++++ INFORMATION SUPPLIED ++++

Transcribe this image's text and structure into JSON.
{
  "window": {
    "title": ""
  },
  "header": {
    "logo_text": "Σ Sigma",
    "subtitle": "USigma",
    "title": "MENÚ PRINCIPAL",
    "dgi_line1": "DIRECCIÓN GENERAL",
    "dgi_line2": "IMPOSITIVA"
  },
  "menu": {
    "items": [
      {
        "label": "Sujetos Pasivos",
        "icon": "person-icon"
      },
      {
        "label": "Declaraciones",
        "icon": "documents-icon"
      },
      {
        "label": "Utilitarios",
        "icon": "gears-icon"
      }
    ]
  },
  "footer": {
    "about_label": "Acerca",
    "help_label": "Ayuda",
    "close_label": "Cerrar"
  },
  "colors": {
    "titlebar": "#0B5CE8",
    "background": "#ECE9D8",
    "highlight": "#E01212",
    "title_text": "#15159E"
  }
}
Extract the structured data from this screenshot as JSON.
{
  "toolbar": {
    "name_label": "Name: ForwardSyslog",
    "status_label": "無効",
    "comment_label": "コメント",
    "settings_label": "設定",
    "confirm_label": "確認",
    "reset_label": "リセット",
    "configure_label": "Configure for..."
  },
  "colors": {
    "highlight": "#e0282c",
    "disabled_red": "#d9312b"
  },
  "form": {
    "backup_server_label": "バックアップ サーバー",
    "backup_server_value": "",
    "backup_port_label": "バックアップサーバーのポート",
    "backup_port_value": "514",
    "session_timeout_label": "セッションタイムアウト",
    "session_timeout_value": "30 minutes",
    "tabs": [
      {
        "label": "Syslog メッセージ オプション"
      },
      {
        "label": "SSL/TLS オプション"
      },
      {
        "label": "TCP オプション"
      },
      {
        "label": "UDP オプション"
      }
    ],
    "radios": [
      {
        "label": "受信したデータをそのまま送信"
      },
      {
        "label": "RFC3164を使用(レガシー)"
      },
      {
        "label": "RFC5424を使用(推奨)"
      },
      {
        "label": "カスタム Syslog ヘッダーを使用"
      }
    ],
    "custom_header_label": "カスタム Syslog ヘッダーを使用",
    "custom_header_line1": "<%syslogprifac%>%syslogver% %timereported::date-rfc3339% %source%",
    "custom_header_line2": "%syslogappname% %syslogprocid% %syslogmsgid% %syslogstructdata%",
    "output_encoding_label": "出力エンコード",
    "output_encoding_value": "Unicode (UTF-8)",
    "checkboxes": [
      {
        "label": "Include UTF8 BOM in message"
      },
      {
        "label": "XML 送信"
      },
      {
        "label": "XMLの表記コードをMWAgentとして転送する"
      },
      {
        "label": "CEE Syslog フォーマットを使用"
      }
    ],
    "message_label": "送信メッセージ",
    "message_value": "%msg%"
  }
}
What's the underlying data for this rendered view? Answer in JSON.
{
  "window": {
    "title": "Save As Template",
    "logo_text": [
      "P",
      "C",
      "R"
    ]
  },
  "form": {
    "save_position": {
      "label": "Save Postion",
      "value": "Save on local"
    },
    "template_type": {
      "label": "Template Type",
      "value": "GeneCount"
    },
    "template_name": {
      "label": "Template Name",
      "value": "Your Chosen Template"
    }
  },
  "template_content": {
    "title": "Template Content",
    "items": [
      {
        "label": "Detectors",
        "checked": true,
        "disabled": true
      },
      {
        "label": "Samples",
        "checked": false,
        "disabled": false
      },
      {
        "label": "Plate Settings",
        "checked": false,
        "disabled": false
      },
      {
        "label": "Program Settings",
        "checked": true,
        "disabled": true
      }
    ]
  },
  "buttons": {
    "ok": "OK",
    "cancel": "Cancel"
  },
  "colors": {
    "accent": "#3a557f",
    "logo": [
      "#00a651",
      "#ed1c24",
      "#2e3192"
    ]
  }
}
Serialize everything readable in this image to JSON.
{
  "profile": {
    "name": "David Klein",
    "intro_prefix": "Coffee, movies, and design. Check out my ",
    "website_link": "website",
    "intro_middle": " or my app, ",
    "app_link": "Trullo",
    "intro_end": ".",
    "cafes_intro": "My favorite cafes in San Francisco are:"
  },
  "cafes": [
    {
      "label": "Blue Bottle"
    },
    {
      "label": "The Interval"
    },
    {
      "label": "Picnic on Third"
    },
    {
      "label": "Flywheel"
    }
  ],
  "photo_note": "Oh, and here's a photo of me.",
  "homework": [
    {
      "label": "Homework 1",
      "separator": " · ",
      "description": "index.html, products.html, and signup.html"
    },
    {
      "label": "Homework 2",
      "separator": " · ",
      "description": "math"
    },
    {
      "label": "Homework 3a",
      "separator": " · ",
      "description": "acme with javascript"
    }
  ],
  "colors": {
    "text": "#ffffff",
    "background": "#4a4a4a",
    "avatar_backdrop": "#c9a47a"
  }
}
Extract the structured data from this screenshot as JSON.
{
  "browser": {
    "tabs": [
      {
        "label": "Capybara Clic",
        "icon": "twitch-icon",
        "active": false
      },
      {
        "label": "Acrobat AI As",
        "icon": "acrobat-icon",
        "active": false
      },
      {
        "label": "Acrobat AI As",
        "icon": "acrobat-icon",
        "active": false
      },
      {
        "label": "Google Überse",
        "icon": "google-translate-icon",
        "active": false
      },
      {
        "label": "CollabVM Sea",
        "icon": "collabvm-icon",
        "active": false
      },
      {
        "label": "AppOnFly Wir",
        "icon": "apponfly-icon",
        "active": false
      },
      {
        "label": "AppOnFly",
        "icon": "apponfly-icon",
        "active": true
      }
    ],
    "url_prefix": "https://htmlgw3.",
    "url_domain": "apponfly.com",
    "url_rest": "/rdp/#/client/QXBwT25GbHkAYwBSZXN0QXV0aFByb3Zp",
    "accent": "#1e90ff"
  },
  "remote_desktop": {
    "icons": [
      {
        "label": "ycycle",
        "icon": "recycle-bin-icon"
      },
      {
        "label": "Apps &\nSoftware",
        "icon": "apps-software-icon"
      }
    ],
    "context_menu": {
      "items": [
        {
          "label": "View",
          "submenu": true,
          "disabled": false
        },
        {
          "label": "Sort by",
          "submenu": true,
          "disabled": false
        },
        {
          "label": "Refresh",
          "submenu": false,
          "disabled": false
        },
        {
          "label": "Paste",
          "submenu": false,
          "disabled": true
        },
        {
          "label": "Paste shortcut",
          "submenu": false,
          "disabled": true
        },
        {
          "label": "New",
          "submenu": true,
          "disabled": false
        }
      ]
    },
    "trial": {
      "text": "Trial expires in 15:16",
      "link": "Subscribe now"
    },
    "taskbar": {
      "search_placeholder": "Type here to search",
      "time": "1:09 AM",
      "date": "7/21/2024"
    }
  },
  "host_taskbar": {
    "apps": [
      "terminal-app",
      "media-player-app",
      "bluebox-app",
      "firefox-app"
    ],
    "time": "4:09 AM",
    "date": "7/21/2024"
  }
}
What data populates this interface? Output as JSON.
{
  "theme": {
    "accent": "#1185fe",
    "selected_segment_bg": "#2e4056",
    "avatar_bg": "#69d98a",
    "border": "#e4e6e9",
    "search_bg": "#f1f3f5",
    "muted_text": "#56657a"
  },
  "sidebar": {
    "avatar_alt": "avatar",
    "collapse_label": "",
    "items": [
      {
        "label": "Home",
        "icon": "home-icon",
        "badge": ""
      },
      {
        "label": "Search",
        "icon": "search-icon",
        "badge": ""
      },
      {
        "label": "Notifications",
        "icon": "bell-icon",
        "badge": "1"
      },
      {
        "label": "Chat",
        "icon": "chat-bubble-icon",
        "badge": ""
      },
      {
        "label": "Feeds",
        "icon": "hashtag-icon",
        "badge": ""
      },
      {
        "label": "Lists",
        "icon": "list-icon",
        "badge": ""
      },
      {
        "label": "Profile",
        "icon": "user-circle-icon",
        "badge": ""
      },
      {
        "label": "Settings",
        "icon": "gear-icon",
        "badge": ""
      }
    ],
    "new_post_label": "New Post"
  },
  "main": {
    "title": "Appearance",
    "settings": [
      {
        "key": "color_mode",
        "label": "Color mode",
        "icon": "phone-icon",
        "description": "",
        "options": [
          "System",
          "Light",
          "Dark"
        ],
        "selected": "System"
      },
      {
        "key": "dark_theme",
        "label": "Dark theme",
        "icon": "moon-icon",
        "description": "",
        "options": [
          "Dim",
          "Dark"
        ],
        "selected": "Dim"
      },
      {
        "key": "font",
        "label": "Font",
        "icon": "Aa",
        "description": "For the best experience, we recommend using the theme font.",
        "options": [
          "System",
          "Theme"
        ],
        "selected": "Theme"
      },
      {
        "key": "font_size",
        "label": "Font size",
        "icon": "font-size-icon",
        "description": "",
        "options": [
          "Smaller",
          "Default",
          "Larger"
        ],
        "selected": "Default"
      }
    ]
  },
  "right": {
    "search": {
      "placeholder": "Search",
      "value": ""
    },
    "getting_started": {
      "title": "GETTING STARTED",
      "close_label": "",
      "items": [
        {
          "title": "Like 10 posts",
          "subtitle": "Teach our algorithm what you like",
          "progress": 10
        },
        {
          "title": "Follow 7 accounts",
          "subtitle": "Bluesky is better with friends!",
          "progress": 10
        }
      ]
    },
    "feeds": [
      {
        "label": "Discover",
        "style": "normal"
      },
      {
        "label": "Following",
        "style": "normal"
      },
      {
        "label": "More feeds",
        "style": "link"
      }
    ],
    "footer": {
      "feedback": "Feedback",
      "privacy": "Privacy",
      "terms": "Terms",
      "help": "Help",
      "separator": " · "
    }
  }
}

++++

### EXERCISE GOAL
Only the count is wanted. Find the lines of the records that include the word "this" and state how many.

### SOLUTION BELOW
6